Demand for risk assessment ‘doubled’ in four years
Client demand, regulatory oversight seen as drivers for growth in risk profiling market
Providers of risk profiling services have seen demand for their products double in the past four years as advisers seek to improve their offering for clients, a risk expert has said.
Daryl Roxburgh, global head of BITA Risk, the risk assessment tool provider, said the way financial planners and asset managers approach risk has grown dramatically in since the economic downturn started, driven both by client demand, competition in the market and regulatory requirements.
“Around 2007 and 2008 the firms buying our products started to be influenced as much by regulation as a driver as good business practice,” he said. “In the past two years regulation has become a key driver as firms seek to meet their compliance goal.”
In the FSA’s guidance paper on assessing suitability, released in March, it said advisers needed a clear and robust way to determine a client’s risk level and, where profiling tools were being used, their risks need to be considered and any shortcomings mitigated.
Jon Wingent, investment client director at Close Brothers, said risk assessment has moved on from the tick-box exercises seen a few years ago and have moved towards coming up with a balanced client approach, but due diligence requires the use of questionnaires and profiling tools.
Client demand is given as one reason for the shift, caused mainly by cautious appetites during volatile and uncertain markets. As investors became more worried about the amount of risk they are taking, advisers have taken notice and adopted more robust risk-assessment processes.
Roxburgh said this focus on due diligence has meant the market for risk profiling tools is bigger than ever.
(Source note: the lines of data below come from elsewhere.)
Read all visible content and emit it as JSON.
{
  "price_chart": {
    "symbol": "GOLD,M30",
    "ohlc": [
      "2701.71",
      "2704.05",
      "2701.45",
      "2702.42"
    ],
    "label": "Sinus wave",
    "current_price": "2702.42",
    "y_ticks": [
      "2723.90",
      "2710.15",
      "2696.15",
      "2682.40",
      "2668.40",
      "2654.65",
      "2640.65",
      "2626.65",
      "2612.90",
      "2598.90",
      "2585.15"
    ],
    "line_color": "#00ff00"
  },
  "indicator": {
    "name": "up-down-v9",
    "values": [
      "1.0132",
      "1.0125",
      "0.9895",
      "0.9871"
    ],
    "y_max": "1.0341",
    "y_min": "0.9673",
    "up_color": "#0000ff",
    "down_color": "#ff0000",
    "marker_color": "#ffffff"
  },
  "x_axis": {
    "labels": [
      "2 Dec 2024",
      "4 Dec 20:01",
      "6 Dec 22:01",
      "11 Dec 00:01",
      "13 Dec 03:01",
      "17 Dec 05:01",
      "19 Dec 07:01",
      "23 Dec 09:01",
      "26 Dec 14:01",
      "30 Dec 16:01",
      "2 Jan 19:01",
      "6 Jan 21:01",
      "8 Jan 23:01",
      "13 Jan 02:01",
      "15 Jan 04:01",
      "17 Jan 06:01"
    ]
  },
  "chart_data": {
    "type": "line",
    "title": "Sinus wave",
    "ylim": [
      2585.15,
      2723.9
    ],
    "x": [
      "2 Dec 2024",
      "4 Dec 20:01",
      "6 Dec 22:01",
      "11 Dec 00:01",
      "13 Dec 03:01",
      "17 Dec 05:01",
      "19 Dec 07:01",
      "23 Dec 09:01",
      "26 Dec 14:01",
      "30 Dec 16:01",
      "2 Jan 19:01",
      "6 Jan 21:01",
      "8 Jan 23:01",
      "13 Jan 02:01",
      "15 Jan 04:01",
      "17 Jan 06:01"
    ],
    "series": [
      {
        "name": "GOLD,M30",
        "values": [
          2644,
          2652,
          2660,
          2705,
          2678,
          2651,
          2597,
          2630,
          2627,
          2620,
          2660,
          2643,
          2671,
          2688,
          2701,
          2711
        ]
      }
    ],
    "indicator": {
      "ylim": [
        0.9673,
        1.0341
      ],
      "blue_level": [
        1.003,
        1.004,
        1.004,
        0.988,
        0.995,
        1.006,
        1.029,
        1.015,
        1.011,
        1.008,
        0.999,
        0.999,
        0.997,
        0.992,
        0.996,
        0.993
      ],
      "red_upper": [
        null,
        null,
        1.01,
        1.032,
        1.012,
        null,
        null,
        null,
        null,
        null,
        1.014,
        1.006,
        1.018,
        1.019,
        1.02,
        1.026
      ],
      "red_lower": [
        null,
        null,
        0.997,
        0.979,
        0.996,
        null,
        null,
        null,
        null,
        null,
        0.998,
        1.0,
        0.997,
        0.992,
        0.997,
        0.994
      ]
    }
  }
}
“What we are finding is that we are seeing firms now that put in simplistic profiling solutions or temporary fixes a few years ago, coming back to look for a more comprehensive and better structured approach that they can integrate within their business processes,” he said.